For the first time, after two town hall meetings were held earlier this year seeking input from residents and several months of review by the village’s Economic Development Commission, Worth Village officials presented a long-awaited Transit-Oriented Development (TOD) Master Plan at the Nov. 1 board meeting.
Created by the Chicago-based Farr Associates Planning Group and partly financed with a $75,000 grant from the Regional Transportation Association (RTA), the plan’s core was centralized on the area surrounding the Metra station on Depot Street.
Mayor Mary Werner presented the plan for discussion, seeking approval to move forward with preparation of an ordinance accepting the plan, but it was not an easy sell.
After a lively, and at times heated, discussion on the pros and cons of the plan, it appeared that the trustees were not going to reach a consensus. However, after Village Attorney Greg Jones reassured them that the Master Plan is not a binding document but is basically a guideline for future development, the trustees agreed to move forward with preparation of the ordinance.
Trustee Colleen McElroy, board liaison to the Economic Development commission, agreed with the attorney’s statement that the Master Plan is to be seen as a guide.
“This was originally a long-range plan for the Metra station area, not for the whole village. The concept was to increase ridership by attracting young people to the TOD mixed-use development, where they could have an apartment, walk to the train, shop and dine, etc. The idea was to create a place,” she said.
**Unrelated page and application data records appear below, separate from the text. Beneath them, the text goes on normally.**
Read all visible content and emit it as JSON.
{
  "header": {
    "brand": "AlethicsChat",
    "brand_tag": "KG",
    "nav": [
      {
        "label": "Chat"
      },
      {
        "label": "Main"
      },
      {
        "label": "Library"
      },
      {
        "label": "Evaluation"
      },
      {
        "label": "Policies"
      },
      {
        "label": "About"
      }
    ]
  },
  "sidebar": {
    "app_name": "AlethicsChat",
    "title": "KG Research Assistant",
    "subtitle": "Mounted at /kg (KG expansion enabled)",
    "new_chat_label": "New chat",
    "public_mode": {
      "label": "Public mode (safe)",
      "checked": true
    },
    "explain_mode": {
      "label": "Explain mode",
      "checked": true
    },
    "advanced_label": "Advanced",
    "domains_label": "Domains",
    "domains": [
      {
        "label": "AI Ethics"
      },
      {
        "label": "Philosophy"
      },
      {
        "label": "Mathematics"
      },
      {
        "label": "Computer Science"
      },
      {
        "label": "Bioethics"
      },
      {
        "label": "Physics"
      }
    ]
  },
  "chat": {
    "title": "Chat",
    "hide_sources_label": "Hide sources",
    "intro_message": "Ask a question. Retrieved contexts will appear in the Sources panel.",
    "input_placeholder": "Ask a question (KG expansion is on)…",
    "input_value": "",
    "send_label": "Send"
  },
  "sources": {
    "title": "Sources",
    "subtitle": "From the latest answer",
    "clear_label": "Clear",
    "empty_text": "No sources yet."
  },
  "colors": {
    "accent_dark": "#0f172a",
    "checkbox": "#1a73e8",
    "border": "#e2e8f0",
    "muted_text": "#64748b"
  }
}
“They lost me at the public hearings when they talked about apartments,” responded Trustee Pete Kats. “If this plan is for apartments, I am dead set against it. I don’t want this board to be stating we are for apartments.”
His statement was in reference to conversations circulating through the village that a four-story building with retail space on the first floor and apartments on the remaining floors was to be located on the current site of the Marrs-Meyer American Legion Post.
“It is not a perfect plan,” said McElroy. “I think we learned some things about our zoning that we are working on, but it was never the intention to get rid of, or relocate, the American Legion building. That idea has caused a huge buzz.”
Trustee Kevin Ryan said, “People said they wanted a change, but when they were presented with change, they said they didn’t want it. But this is just a plan and we have to start somewhere.”
Ryan also suggested that the board consider bringing someone on staff, experienced in economic development and who could attract developers who would be willing and able to fund a development project.
“I hope our residents come and talk about this with the mayor at her Saturday Coffees,” said McElroy. “The town is not ready for change.”
Werner reiterated that the proposed Master Plan is a starting point.
“We are land-locked, but we can do infilling to improve our village. We can start on improving 111th Street,” said the mayor. “We have recently had some businesses come to us with plans for improving the exteriors of their buildings. This is a long-range plan.”
In other matters, the board approved a waiver of conflict of Interest that will allow Village Attorney Greg Jones to act on behalf of the village regarding a lease of property from the Metropolitan Water Reclamation District to the Worth Park District.
The waiver was necessary as Jones’ firm, Ancel Glink, is also the legal firm representing the park district, with another attorney handling the account.
Also approved was an ordinance amending the Worth Municipal Code to adopt the 2017 Chicago Electrical Code.
A schedule of the Worth Board meetings for the calendar year 2017 was also approved.